Logo Logo
Help
Contact
Switch Language to German
Moser, Christian; Jurinovic, Vindi; Sagebiel-Kohler, Sabine; Ksienzyk, Bianka; Batcha, Aarif M. N.; Dufour, Annika; Schneider, Stephanie; Rothenberg-Thurley, Maja; Sauerland, Cristina M.; Görlich, Dennis; Herold, Tobias (2021): A clinically applicable gene expression-based score predicts resistance to induction treatment in acute myeloid leukemia. In: Blood Advances, Vol. 5, No. 22: pp. 4752-4761
Full text not available from 'Open Access LMU'.

Abstract

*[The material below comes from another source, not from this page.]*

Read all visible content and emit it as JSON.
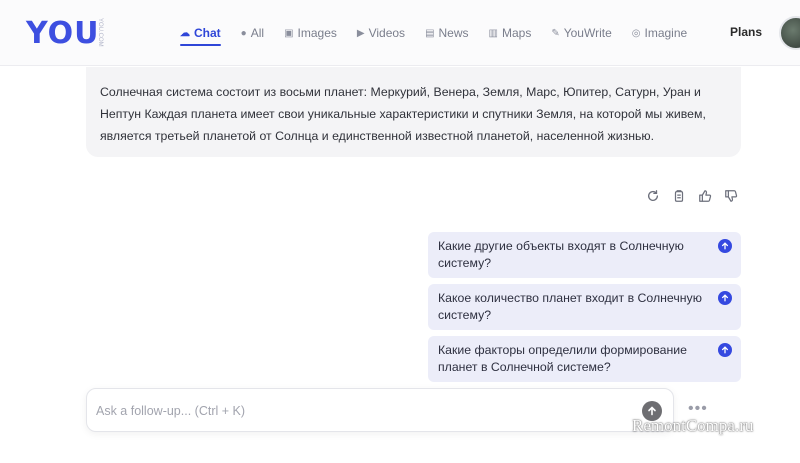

Prediction of resistant disease at initial diagnosis of acute myeloid leukemia (AML) can be achieved with high accuracy using cytogenetic data and 29 gene expression markers (Predictive Score 29 Medical Research Council; PS29MRC). Our aim was to establish PS29MRC as a clinically usable assay by using the widely implemented NanoString platform and further validate the classifier in a more recently treated patient cohort. Analyses were performed on 351 patients with newly diagnosed AML intensively treated within the German AML Cooperative Group registry. As a continuous variable, PS29MRC performed best in predicting induction failure in comparison with previously published risk models. The classifier was strongly associated with overall survival. We were able to establish a previously defined cutoff that allows classifier dichotomization (PS29MRCdic). PS29MRCdic significantly identified induction failure with 59% sensitivity, 77% specificity, and 72% overall accuracy (odds ratio, 4.81; P = 4.15 × 10-10). PS29MRCdic was able to improve the European Leukemia Network 2017 (ELN-2017) risk classification within every category. The median overall survival with high PS29MRCdic was 1.8 years compared with 4.3 years for low-risk patients. In multivariate analysis including ELN-2017 and clinical and genetic markers, only age and PS29MRCdic were independent predictors of refractory disease. In patients aged \geq60 years, only PS29MRCdic remained as a significant variable. In summary, we confirmed PS29MRC as a valuable classifier to identify high-risk patients with AML. Risk classification can still be refined beyond ELN-2017, and predictive classifiers might facilitate clinical trials focusing on these high-risk patients with AML.